|This is your shelter hardship to use above||$|
|*Note: These figures are effective as of 7/2017.
(The next adjustment will be 7/2018.)
|Remember, you or your representative must ask DSS for a Fair Hearing or go to court to get a higher community spouse allowance to meet your needs.|
Yes. It’s a good idea to have someone help you fill out the application. Medicaid rules are confusing.
Ask someone who knows Medicaid law, such as
Important! If someone helps you fill out your application, that person must also sign your application.
Apply as soon as you can. Fill out the application and give it to the DSS worker. DSS will also ask you for other papers. If you are eligible, your coverage can go back three months from the day you apply.
DSS will ask you for copies of your
Important: Make copies of everything you give DSS. Keep them in a safe place. You may need them later.
Yes, as long as you’ve lived in the nursing home for at least 30 days before you apply.
If DSS says you do not qualify for Medicaid, you have the right to ask for a fair hearing.
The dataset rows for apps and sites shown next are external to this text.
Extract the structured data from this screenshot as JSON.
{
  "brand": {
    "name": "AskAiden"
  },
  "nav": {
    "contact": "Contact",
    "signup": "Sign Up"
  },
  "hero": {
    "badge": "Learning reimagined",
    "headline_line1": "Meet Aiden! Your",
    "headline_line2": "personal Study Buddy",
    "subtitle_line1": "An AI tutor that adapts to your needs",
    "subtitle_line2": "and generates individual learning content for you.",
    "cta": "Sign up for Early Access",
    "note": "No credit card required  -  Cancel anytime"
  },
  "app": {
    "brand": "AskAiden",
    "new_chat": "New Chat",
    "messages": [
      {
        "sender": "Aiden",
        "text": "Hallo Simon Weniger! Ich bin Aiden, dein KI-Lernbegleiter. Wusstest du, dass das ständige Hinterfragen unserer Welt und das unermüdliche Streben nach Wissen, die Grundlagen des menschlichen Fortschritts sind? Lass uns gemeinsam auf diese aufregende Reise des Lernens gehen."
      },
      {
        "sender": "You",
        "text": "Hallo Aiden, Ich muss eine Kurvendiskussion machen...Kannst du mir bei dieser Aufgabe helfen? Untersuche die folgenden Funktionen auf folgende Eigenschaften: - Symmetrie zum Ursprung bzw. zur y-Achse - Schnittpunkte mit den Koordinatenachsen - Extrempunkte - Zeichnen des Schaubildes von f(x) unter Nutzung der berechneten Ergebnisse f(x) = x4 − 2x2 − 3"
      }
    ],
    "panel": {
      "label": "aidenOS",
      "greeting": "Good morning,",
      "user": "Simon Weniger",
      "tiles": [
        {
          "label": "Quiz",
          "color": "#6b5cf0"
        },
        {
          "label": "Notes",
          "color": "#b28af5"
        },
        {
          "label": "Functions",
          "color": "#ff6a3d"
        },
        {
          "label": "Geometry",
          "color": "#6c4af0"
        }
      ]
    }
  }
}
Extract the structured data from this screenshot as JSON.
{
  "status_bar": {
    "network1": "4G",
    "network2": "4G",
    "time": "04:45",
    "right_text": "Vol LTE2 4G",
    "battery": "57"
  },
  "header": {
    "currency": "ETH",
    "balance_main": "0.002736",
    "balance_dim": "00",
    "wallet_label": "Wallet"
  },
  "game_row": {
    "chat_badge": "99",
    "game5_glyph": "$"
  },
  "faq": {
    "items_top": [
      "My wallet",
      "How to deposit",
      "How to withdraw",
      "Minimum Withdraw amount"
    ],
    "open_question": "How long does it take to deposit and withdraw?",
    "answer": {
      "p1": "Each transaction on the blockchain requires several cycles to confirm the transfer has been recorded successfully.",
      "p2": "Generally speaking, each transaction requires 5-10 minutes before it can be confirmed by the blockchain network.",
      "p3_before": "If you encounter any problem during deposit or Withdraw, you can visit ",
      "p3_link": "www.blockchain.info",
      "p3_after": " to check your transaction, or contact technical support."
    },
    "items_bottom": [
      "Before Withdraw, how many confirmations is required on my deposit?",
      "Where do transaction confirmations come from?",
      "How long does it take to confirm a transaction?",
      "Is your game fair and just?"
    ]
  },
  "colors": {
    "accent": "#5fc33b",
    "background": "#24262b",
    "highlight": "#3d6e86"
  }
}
At the hearing, a fair hearing officer can look at your application to see if DSS made any mistakes. You can also explain any mistakes you think DSS made.
Fill out the appeal form that is included with the denial letter. Send it to:
Department of Social Services
Office of Legal Counsel, Regulations and Administrative Hearings
55 Farmington Avenue
Hartford, CT 06105
Deadline: You must send your request for an appeal within 60 days of the denial.
Yes. A lawyer from Legal Services can look at your case and may be able to speak for you at the hearing.
Call Statewide Legal Services:
860-344-0380 (Central CT & Middletown)
800-453-3320 (all other areas)